Task brief:
For each entry, restate it word for word while omitting any image it holds.

Top of Given data

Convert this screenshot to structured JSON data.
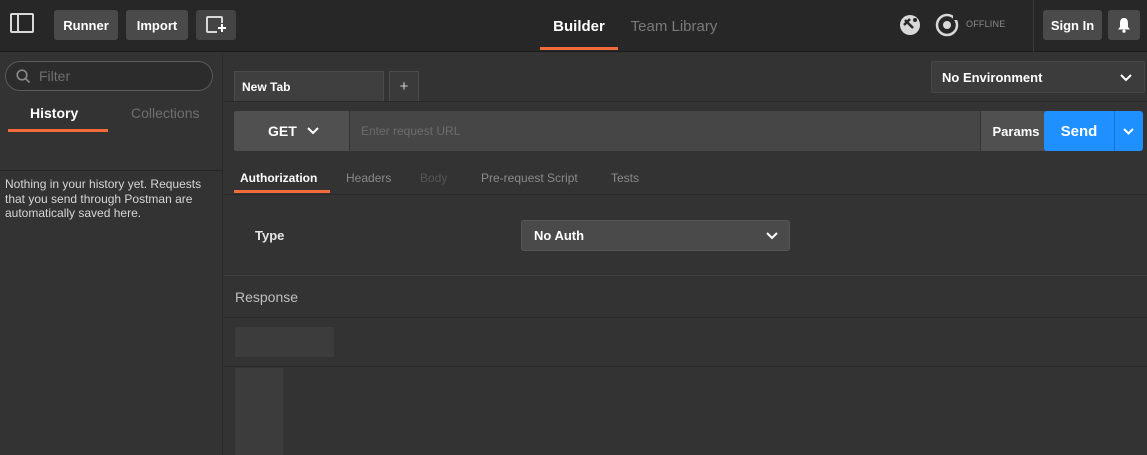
{
  "toolbar": {
    "runner_label": "Runner",
    "import_label": "Import",
    "tabs": [
      {
        "label": "Builder",
        "active": true
      },
      {
        "label": "Team Library",
        "active": false
      }
    ],
    "status_label": "OFFLINE",
    "sign_in_label": "Sign In",
    "icons": [
      "sidebar-toggle-icon",
      "new-window-icon",
      "satellite-icon",
      "sync-icon",
      "bell-icon"
    ]
  },
  "sidebar": {
    "filter_placeholder": "Filter",
    "tabs": [
      {
        "label": "History",
        "active": true
      },
      {
        "label": "Collections",
        "active": false
      }
    ],
    "empty_message": "Nothing in your history yet. Requests that you send through Postman are automatically saved here."
  },
  "main": {
    "tabs": [
      {
        "label": "New Tab"
      }
    ],
    "add_tab_label": "+",
    "environment": "No Environment",
    "method": "GET",
    "url_placeholder": "Enter request URL",
    "url_value": "",
    "params_label": "Params",
    "send_label": "Send",
    "subtabs": [
      {
        "label": "Authorization",
        "state": "active"
      },
      {
        "label": "Headers",
        "state": "inactive"
      },
      {
        "label": "Body",
        "state": "disabled"
      },
      {
        "label": "Pre-request Script",
        "state": "inactive"
      },
      {
        "label": "Tests",
        "state": "inactive"
      }
    ],
    "auth": {
      "type_label": "Type",
      "selected": "No Auth"
    },
    "response_label": "Response"
  },
  "colors": {
    "accent": "#f26b3a",
    "send": "#1e90ff",
    "background": "#333333",
    "topbar": "#272727"
  }
}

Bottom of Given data

Result of the exercise:
Convert this screenshot to structured JSON data.
{
  "toolbar": {
    "runner_label": "Runner",
    "import_label": "Import",
    "tabs": [
      {
        "label": "Builder",
        "active": true
      },
      {
        "label": "Team Library",
        "active": false
      }
    ],
    "status_label": "OFFLINE",
    "sign_in_label": "Sign In",
    "icons": [
      "sidebar-toggle-icon",
      "new-window-icon",
      "satellite-icon",
      "sync-icon",
      "bell-icon"
    ]
  },
  "sidebar": {
    "filter_placeholder": "Filter",
    "tabs": [
      {
        "label": "History",
        "active": true
      },
      {
        "label": "Collections",
        "active": false
      }
    ],
    "empty_message": "Nothing in your history yet. Requests that you send through Postman are automatically saved here."
  },
  "main": {
    "tabs": [
      {
        "label": "New Tab"
      }
    ],
    "add_tab_label": "+",
    "environment": "No Environment",
    "method": "GET",
    "url_placeholder": "Enter request URL",
    "url_value": "",
    "params_label": "Params",
    "send_label": "Send",
    "subtabs": [
      {
        "label": "Authorization",
        "state": "active"
      },
      {
        "label": "Headers",
        "state": "inactive"
      },
      {
        "label": "Body",
        "state": "disabled"
      },
      {
        "label": "Pre-request Script",
        "state": "inactive"
      },
      {
        "label": "Tests",
        "state": "inactive"
      }
    ],
    "auth": {
      "type_label": "Type",
      "selected": "No Auth"
    },
    "response_label": "Response"
  },
  "colors": {
    "accent": "#f26b3a",
    "send": "#1e90ff",
    "background": "#333333",
    "topbar": "#272727"
  }
}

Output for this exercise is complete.